You’re going to love Tokyo’s “geek district.”
Akihabara, Tokyo’s “geek district,” is heaven on earth for otaku, who are usually young people who love certain niche parts of pop culture very much. Think of gamers, fans of pop idols, and people who like manga and anime.
There are also manga shops and game arcades in Akihabara, and it’s not unusual to see people cosplaying on the street. Don’t be surprised if you see people in Akihabara with blue, green, or pink hair.
The afternoons will be spent in Tokyo’s parks.
People often think of Tokyo as a concrete jungle with lots of people and tall buildings, but the city is surprisingly green, with many parks and gardens right in the middle of it.
The Meiji Shrine is a spiritual site and forest that covers 70 hectares and is right in the middle of Tokyo near Harajuku Station. Politicians from all over the world, such as George Bush, Hillary Clinton, and Guido Westerwelle, have been there. In the hot and humid Japanese summer, it’s a great place for students to hang out.
In the spring, when Hanami, an outdoor party to celebrate the start of cherry blossom season, is held, lanterns look especially pretty in Ueno Park.
You will be blown away by Tokyo’s subway system.
One of the best public transportation systems in the world can be found in Tokyo.

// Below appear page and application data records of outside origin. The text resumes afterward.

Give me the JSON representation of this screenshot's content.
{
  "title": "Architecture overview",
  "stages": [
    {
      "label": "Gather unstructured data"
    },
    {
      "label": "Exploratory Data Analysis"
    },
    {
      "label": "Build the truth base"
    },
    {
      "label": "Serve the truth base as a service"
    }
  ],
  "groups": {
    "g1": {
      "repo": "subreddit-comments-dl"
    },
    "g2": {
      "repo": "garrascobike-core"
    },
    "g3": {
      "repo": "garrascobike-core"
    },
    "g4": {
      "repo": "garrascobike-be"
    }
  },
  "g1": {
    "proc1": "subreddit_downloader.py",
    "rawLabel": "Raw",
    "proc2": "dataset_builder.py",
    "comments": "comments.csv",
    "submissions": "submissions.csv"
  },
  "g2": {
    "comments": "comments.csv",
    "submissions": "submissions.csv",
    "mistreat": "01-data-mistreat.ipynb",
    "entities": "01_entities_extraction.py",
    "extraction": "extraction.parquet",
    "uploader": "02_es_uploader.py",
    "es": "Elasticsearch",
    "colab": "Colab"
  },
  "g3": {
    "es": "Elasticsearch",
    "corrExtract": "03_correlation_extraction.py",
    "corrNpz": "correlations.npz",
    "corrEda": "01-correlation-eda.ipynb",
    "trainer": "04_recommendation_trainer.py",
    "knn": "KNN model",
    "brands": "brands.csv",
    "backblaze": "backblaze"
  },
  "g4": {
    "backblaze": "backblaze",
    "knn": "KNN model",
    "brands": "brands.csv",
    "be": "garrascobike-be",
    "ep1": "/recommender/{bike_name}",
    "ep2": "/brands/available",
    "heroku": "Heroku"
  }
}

Compared to subway or underground systems in other world capitals, Tokyo’s trains are always clean, run on time, and are quiet. Like Londoners, people in Tokyo don’t like it when people eat, talk loudly, or cut in line. This means that if you need to commute or go to another part of the city, you’ll travel in peace and quiet. Still, trains can get just as crowded as those in the West, so don’t always expect to find a seat.
If you want to travel outside of Japan or within Japan, Tokyo also has great ways to get there. It has two major international airports: Haneda Airport and Narita Airport. Both can be reached by express trains from Tokyo. Bullet trains run between Japan’s biggest cities and are a great, quick way to see the country.
Summers in Japan are really something.
Summers in Japan start in early June and last until August, with temperatures going up and down into the 30s. At this time of year, it’s not unusual to see people walking around with small towels to wipe their faces.
Tokyo’s rainy season, also called “tsuyu” or “plum rain” because it happens when plums are ripe, begins in early June when cold air from the north meets warm air from the south. It lasts until late July. Make sure you take an umbrella with you when you leave the house.
Choosing a college in Tokyo
Tokyo has some of the best universities in the world and is one of the most popular student cities in the world. Waseda University has more than 50 programs that are all taught in English. It is proud that more international students study there than at any other university in Japan.
Waseda University is in the middle of Tokyo, and students often walk to Takadanobaba, which is full of ramen restaurants, karaoke bars, and shops.